> Work request
List the lines of this listing that hold the word "yang".

*** Data in this exercise ***

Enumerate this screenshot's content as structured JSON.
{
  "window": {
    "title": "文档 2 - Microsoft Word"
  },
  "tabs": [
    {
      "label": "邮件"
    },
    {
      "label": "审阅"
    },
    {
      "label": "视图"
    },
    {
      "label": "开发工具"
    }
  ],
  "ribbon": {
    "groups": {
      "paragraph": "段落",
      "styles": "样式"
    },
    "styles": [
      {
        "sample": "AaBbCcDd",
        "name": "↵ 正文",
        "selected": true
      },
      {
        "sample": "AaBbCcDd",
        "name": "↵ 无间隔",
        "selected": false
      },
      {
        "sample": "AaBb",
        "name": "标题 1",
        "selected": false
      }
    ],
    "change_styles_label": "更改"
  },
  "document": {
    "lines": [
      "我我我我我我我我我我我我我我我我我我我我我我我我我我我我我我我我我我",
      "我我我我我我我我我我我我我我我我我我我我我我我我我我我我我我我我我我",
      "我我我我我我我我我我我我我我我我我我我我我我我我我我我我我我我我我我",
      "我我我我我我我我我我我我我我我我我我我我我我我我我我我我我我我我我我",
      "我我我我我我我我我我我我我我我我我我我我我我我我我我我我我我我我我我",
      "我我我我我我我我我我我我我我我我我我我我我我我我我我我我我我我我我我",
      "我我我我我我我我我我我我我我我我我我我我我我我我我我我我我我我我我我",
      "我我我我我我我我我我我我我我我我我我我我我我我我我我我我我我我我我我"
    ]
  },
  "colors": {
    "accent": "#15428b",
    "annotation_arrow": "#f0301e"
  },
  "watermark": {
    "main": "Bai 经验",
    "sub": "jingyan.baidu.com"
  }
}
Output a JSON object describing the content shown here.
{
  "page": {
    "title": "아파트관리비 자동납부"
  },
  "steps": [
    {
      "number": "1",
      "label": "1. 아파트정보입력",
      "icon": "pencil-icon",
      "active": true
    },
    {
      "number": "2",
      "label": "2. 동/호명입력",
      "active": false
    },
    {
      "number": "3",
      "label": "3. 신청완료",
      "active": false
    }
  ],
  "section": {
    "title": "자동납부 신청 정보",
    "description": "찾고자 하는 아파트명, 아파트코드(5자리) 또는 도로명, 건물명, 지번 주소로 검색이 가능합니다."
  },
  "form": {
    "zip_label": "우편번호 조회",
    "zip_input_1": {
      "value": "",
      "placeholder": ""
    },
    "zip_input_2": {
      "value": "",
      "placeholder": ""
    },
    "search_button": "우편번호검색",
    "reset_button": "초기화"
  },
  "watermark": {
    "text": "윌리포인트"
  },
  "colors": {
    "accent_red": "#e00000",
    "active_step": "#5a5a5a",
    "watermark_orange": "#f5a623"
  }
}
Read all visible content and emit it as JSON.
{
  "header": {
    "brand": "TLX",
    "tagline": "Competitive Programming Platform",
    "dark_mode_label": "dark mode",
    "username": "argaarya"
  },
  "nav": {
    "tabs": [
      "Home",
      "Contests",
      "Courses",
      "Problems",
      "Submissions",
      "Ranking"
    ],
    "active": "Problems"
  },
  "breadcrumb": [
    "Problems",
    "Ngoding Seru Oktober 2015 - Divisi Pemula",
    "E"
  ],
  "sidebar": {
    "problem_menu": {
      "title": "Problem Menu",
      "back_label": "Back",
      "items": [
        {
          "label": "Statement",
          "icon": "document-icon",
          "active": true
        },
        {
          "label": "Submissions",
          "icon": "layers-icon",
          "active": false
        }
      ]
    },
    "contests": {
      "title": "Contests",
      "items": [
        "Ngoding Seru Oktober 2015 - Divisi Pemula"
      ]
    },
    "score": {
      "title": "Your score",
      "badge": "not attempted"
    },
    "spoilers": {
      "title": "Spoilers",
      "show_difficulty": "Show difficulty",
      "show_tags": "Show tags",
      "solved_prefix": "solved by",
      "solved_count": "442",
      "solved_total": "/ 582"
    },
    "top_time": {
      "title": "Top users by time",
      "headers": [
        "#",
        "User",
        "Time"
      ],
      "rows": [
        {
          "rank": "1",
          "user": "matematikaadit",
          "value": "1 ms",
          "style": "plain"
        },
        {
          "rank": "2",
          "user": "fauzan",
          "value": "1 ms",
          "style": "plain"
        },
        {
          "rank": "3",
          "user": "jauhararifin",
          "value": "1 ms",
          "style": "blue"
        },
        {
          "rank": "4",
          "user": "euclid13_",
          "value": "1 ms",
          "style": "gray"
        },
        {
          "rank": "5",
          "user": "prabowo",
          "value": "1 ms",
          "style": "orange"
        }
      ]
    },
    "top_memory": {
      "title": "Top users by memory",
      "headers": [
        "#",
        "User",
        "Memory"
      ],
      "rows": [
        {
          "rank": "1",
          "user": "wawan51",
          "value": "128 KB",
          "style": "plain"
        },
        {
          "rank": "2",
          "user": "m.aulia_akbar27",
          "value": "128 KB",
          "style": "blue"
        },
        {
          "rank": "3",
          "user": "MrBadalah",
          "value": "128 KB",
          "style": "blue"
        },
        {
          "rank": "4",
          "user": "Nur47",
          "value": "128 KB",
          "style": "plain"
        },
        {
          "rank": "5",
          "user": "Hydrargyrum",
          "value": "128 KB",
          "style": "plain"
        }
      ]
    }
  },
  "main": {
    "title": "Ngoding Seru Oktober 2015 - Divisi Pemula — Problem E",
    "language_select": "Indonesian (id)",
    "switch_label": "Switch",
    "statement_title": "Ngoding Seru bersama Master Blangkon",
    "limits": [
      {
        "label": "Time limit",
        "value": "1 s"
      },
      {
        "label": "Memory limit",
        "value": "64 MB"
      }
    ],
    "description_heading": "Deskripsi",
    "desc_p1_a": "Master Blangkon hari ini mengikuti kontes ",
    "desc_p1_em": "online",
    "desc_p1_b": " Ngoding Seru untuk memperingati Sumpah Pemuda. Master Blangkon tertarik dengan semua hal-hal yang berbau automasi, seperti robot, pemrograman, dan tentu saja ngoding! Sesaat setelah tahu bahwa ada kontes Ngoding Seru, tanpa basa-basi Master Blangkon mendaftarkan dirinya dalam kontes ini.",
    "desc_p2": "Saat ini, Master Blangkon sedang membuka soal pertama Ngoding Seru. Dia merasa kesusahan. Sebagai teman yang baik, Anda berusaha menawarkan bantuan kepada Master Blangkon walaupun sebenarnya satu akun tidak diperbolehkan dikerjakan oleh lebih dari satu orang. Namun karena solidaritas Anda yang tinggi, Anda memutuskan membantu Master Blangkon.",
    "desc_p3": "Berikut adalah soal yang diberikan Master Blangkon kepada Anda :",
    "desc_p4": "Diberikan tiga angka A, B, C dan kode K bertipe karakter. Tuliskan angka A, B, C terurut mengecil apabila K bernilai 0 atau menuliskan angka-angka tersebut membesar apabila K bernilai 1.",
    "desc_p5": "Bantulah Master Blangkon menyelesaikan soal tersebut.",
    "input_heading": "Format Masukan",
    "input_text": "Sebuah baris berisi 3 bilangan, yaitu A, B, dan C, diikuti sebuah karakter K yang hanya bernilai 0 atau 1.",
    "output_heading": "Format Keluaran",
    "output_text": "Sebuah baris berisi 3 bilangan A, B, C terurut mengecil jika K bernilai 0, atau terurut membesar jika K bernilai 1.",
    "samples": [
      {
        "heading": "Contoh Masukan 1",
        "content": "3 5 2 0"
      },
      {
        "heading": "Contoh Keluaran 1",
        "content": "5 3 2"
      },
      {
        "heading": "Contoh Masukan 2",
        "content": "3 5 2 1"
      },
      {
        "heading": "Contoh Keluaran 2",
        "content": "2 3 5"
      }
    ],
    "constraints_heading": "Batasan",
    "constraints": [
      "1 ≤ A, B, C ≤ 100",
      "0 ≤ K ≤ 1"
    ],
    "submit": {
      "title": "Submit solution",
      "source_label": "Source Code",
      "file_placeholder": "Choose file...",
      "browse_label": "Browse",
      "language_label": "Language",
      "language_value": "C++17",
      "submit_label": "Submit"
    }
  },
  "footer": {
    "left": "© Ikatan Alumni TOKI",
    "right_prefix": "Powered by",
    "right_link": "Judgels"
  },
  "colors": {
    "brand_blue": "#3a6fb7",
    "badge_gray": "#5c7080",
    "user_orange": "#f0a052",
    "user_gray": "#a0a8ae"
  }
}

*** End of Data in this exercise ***

> Result below
    "desc_p1_b": " Ngoding Seru untuk memperingati Sumpah Pemuda. Master Blangkon tertarik dengan semua hal-hal yang berbau automasi, seperti robot, pemrograman, dan tentu saja ngoding! Sesaat setelah tahu bahwa ada kontes Ngoding Seru, tanpa basa-basi Master Blangkon mendaftarkan dirinya dalam kontes ini.",
    "desc_p2": "Saat ini, Master Blangkon sedang membuka soal pertama Ngoding Seru. Dia merasa kesusahan. Sebagai teman yang baik, Anda berusaha menawarkan bantuan kepada Master Blangkon walaupun sebenarnya satu akun tidak diperbolehkan dikerjakan oleh lebih dari satu orang. Namun karena solidaritas Anda yang tinggi, Anda memutuskan membantu Master Blangkon.",
    "desc_p3": "Berikut adalah soal yang diberikan Master Blangkon kepada Anda :",
    "input_text": "Sebuah baris berisi 3 bilangan, yaitu A, B, dan C, diikuti sebuah karakter K yang hanya bernilai 0 atau 1.",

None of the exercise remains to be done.